On March 14, Palmetto Promise Institute’s Ellen Weaver addressed a SC Senate Judiciary Subcommittee on S.255, a donor disclosure bill that would threaten the first amendment rights of South Carolina residents. The following is an edited transcript of those remarks, in which she focuses specifically on the threat to public safety inherent in the bill.
Members of the Committee…
You have already heard today about the legal implications of this overly broad donor disclosure bill for all non-profit 501(c)(3) and (c)(4) organizations, as well as its constitutional flaws that abridge free speech.
I appreciate the opportunity to briefly share with the members of this subcommittee some historical context for why this bill is also a threat to public safety.
Does that sound like an overstatement?
Let’s step back in time for a moment.
America’s founding fathers were no cowards. Yet, they still used pen names while writing articles calling for the founding of a new country. Why? They knew that if their names were public, they and their families would be in danger of harassment, arrest and even death.

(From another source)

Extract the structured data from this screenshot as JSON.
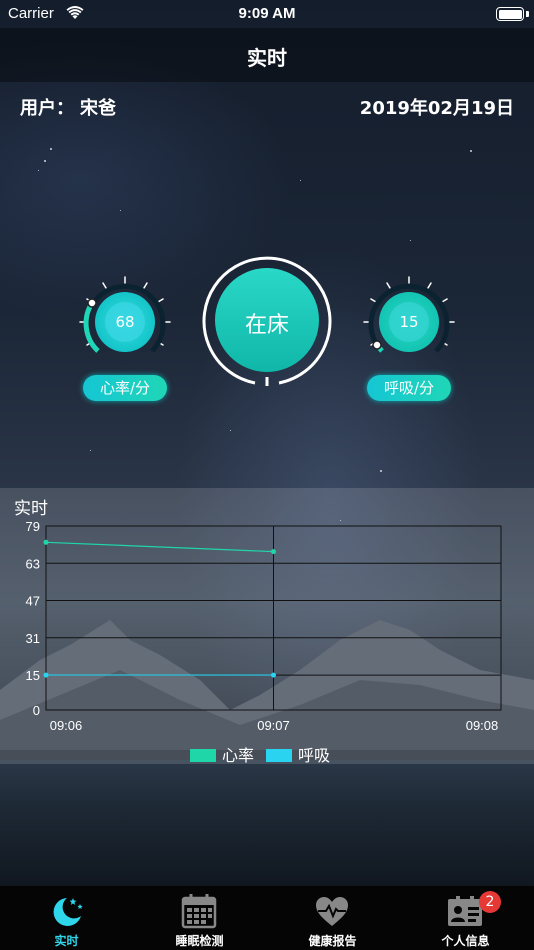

Fast forward nearly 200 years. The setting is the civil rights movement in 1958 Alabama. Leaders in that state were pushing to find out who was funding the local NAACP and other groups working to end Jim Crow laws. Why did they want to know? Because they wanted to boycott their businesses, harass and intimidate them. The U.S. Supreme Court stepped in and ruled that groups supporting controversial issues couldn’t be forced to turn over their supporter donor lists, because they knew citizens would be practically stripped of their First Amendment rights to free speech and would have their personal safety endangered.
But could that kind of threat possibly still exist in 2017 America?
The fact is, it does:
• Meet Margie Christoffersen, a California restaurant manager who made a $100 donation to support a controversial ballot proposition in California that she deeply believed in. When her donation became public, her restaurant was boycotted and she was fired. All because of a $100 contribution that landed her on a public government list.
• Or how about Dina Galassini, and private Arizona citizen who emailed 23 of her neighbors, asking them to join her in a sign-waving protest against a city bond measure. The city found out and forced her to register as a political group, just for organizing a protest with her neighbors.
• A bit closer to home, there’s the real story of Gigi. Her North Carolina home address and employer were published when she donated to John Edwards presidential campaign. Because she
works at a pharmaceutical company, she was targeted by a radical and violent animal rights group, even though her work has nothing to do with animal testing. Gigi’s home address was published on a list of “Targets” with the caption, “Now you know where to find them.”
• Then there are the infamous John Doe cases in Wisconsin where contributors to (c)(4) organizations that supported Governor Walker’s labor reforms had their doors kicked in during the night in police raids spawned by a politically motivated prosecutor.
I could go on, but for sake of time, I’ll close by giving you two “what if” scenarios.
• In 2015, three people were killed and nine were wounded when a gunman entered a Colorado Springs Planned Parenthood clinic. If Colorado law had required the name and addresses of donors to that clinic to be disclosed, how many others in the community could have been killed that day?
• And South Carolina is no stranger to this kind of tragedy. The 2015 Mother Emanuel massacre is etched deep in our hearts and minds. As horrific as that tragedy was, what could have happened if Dylan Roof had had access to the names and home addresses of the entire congregation?
Having worked for an elected official in my previous job, I understand firsthand the frustration and concerns that those of you on the other side of this dais feel when you are publicly attacked, often in personal and hurtful ways, by information that you believe to be exaggerated or untrue.
But the answer is not abridging free speech, thereby opening even more of your fellow-citizens up to the fear, harassment, intimidation and other threats. Under the current language of this bill, there is no way to differentiate between groups that engage in actual electioneering and non-profit organizations caught in the crosshairs of this law’s overly broad provisions.
I would urge members of this body to think about steps they can take to affirmatively protect the right of South Carolinians to support causes that they believe in without fear of harassment or intimidation. This is our birthright as Americans and a principle that should be something that unites all of us, Left and Right, in this time of deep political polarization.